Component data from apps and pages
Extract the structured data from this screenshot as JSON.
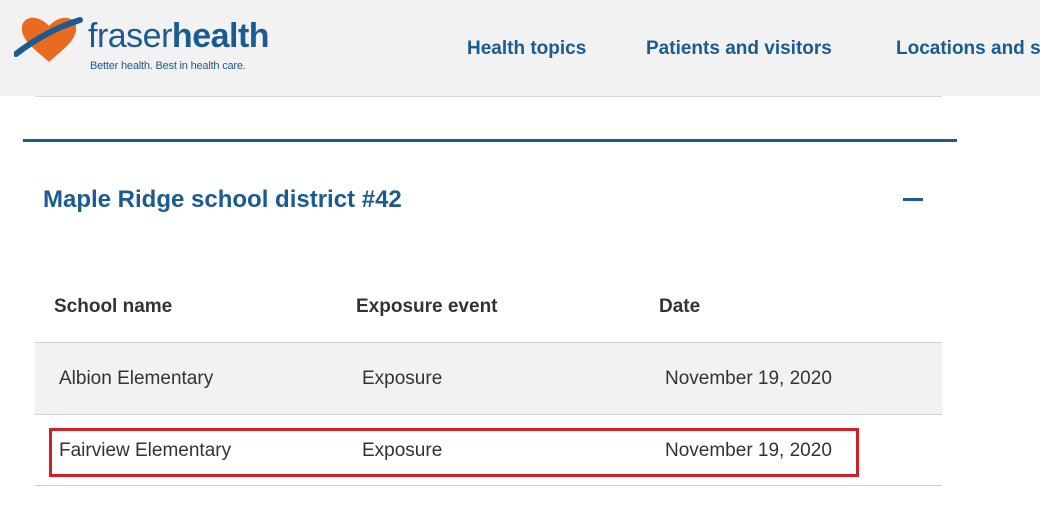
{
  "brand": {
    "name_light": "fraser",
    "name_bold": "health",
    "tagline": "Better health. Best in health care.",
    "colors": {
      "primary": "#1b5b8f",
      "accent": "#e86b1f",
      "highlight": "#d12027"
    }
  },
  "nav": {
    "items": [
      {
        "label": "Health topics"
      },
      {
        "label": "Patients and visitors"
      },
      {
        "label": "Locations and s"
      }
    ]
  },
  "section": {
    "title": "Maple Ridge school district #42",
    "toggle_icon": "minus-icon"
  },
  "table": {
    "headers": [
      "School name",
      "Exposure event",
      "Date"
    ],
    "rows": [
      {
        "school": "Albion Elementary",
        "event": "Exposure",
        "date": "November 19, 2020"
      },
      {
        "school": "Fairview Elementary",
        "event": "Exposure",
        "date": "November 19, 2020"
      }
    ]
  }
}
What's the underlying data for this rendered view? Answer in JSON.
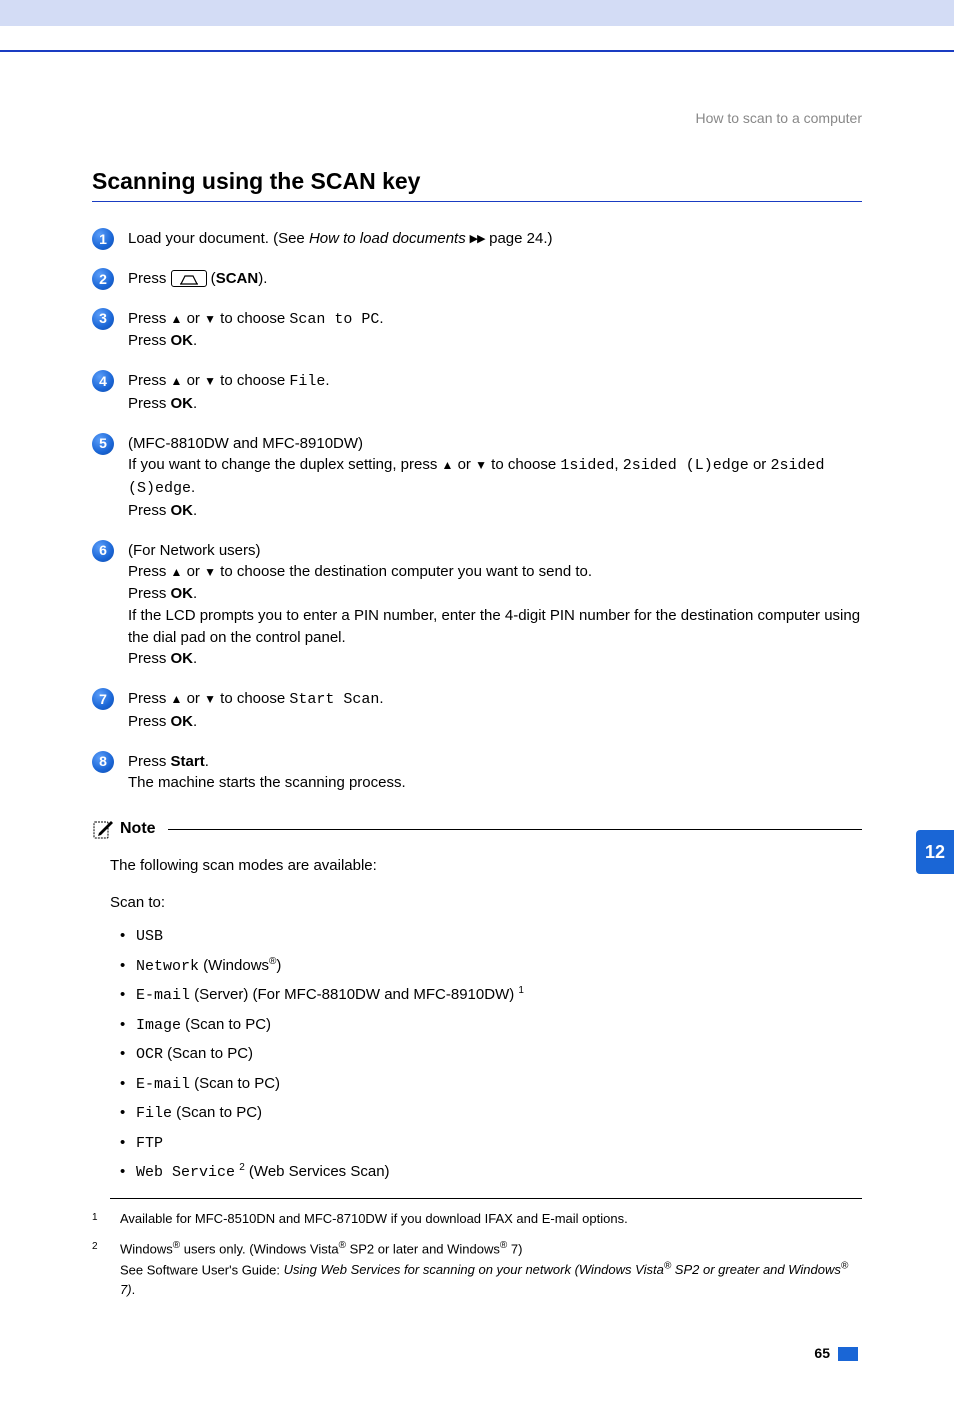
{
  "breadcrumb": "How to scan to a computer",
  "title": "Scanning using the SCAN key",
  "tab_number": "12",
  "page_number": "65",
  "steps": {
    "s1": {
      "a": "Load your document. (See ",
      "b": "How to load documents",
      "c": " page 24.)"
    },
    "s2": {
      "a": "Press ",
      "b": " (",
      "c": "SCAN",
      "d": ")."
    },
    "s3": {
      "a": "Press ",
      "up": "▲",
      "mid": " or ",
      "down": "▼",
      "b": " to choose ",
      "code": "Scan to PC",
      "dot": ".",
      "press": "Press ",
      "ok": "OK",
      "dot2": "."
    },
    "s4": {
      "a": "Press ",
      "up": "▲",
      "mid": " or ",
      "down": "▼",
      "b": " to choose ",
      "code": "File",
      "dot": ".",
      "press": "Press ",
      "ok": "OK",
      "dot2": "."
    },
    "s5": {
      "models": "(MFC-8810DW and MFC-8910DW)",
      "a": "If you want to change the duplex setting, press ",
      "up": "▲",
      "mid": " or ",
      "down": "▼",
      "b": " to choose ",
      "c1": "1sided",
      "comma": ", ",
      "c2": "2sided (L)edge",
      "or": " or ",
      "c3": "2sided (S)edge",
      "dot": ".",
      "press": "Press ",
      "ok": "OK",
      "dot2": "."
    },
    "s6": {
      "head": "(For Network users)",
      "a": "Press ",
      "up": "▲",
      "mid": " or ",
      "down": "▼",
      "b": " to choose the destination computer you want to send to.",
      "press1": "Press ",
      "ok1": "OK",
      "dot1": ".",
      "line3": "If the LCD prompts you to enter a PIN number, enter the 4-digit PIN number for the destination computer using the dial pad on the control panel.",
      "press2": "Press ",
      "ok2": "OK",
      "dot2": "."
    },
    "s7": {
      "a": "Press ",
      "up": "▲",
      "mid": " or ",
      "down": "▼",
      "b": " to choose ",
      "code": "Start Scan",
      "dot": ".",
      "press": "Press ",
      "ok": "OK",
      "dot2": "."
    },
    "s8": {
      "a": "Press ",
      "start": "Start",
      "dot": ".",
      "line2": "The machine starts the scanning process."
    }
  },
  "note": {
    "label": "Note",
    "intro": "The following scan modes are available:",
    "scanto": "Scan to:",
    "bullets": {
      "b1": {
        "code": "USB"
      },
      "b2": {
        "code": "Network",
        "rest_a": " (Windows",
        "rest_b": ")"
      },
      "b3": {
        "code": "E-mail",
        "rest": " (Server) (For MFC-8810DW and MFC-8910DW) ",
        "sup": "1"
      },
      "b4": {
        "code": "Image",
        "rest": " (Scan to PC)"
      },
      "b5": {
        "code": "OCR",
        "rest": " (Scan to PC)"
      },
      "b6": {
        "code": "E-mail",
        "rest": " (Scan to PC)"
      },
      "b7": {
        "code": "File",
        "rest": " (Scan to PC)"
      },
      "b8": {
        "code": "FTP"
      },
      "b9": {
        "code": "Web Service",
        "sup": "2",
        "rest": " (Web Services Scan)"
      }
    }
  },
  "footnotes": {
    "f1": {
      "num": "1",
      "text": "Available for MFC-8510DN and MFC-8710DW if you download IFAX and E-mail options."
    },
    "f2": {
      "num": "2",
      "a": "Windows",
      "b": " users only. (Windows Vista",
      "c": " SP2 or later and Windows",
      "d": " 7)",
      "line2a": "See Software User's Guide: ",
      "line2b": "Using Web Services for scanning on your network (Windows Vista",
      "line2c": " SP2 or greater and Windows",
      "line2d": " 7)",
      "line2e": "."
    }
  }
}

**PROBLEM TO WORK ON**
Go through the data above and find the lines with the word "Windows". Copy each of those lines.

**TASK RESPONSE**
        "rest_a": " (Windows",
      "a": "Windows",
      "b": " users only. (Windows Vista",
      "c": " SP2 or later and Windows",
      "line2b": "Using Web Services for scanning on your network (Windows Vista",
      "line2c": " SP2 or greater and Windows",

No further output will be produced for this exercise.